Task instructions:
In the data below, which lines contain "Документы"? List them by copying each one.

[[ Exercise material open ]]

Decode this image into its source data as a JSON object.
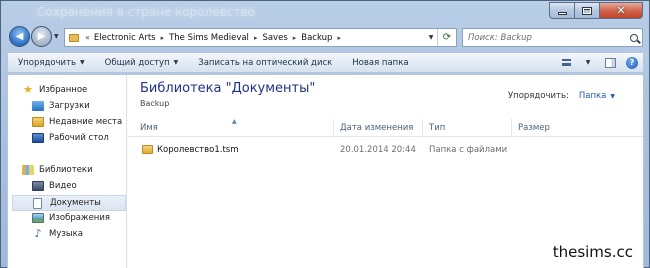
{
  "window": {
    "title_ghost": "Сохранения в стране королевство",
    "close_glyph": "✕"
  },
  "address_bar": {
    "chevrons": "«",
    "breadcrumbs": [
      "Electronic Arts",
      "The Sims Medieval",
      "Saves",
      "Backup"
    ],
    "separator": "▸",
    "refresh_icon": "refresh-icon"
  },
  "search": {
    "placeholder": "Поиск: Backup"
  },
  "toolbar": {
    "organize": "Упорядочить",
    "share": "Общий доступ",
    "burn": "Записать на оптический диск",
    "new_folder": "Новая папка",
    "help": "?"
  },
  "sidebar": {
    "favorites_label": "Избранное",
    "favorites": [
      "Загрузки",
      "Недавние места",
      "Рабочий стол"
    ],
    "libraries_label": "Библиотеки",
    "libraries": [
      "Видео",
      "Документы",
      "Изображения",
      "Музыка"
    ],
    "selected": "Документы"
  },
  "main": {
    "library_title": "Библиотека \"Документы\"",
    "library_subtitle": "Backup",
    "arrange_label": "Упорядочить:",
    "arrange_value": "Папка"
  },
  "columns": [
    "Имя",
    "Дата изменения",
    "Тип",
    "Размер"
  ],
  "files": [
    {
      "name": "Королевство1.tsm",
      "date": "20.01.2014 20:44",
      "type": "Папка с файлами",
      "size": ""
    }
  ],
  "watermark": "thesims.cc",
  "colors": {
    "accent": "#1e3287",
    "link": "#1e5bb0",
    "folder": "#deab35"
  }
}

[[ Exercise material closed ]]

Exercise response:
      "Документы",
    "selected": "Документы"
    "library_title": "Библиотека \"Документы\"",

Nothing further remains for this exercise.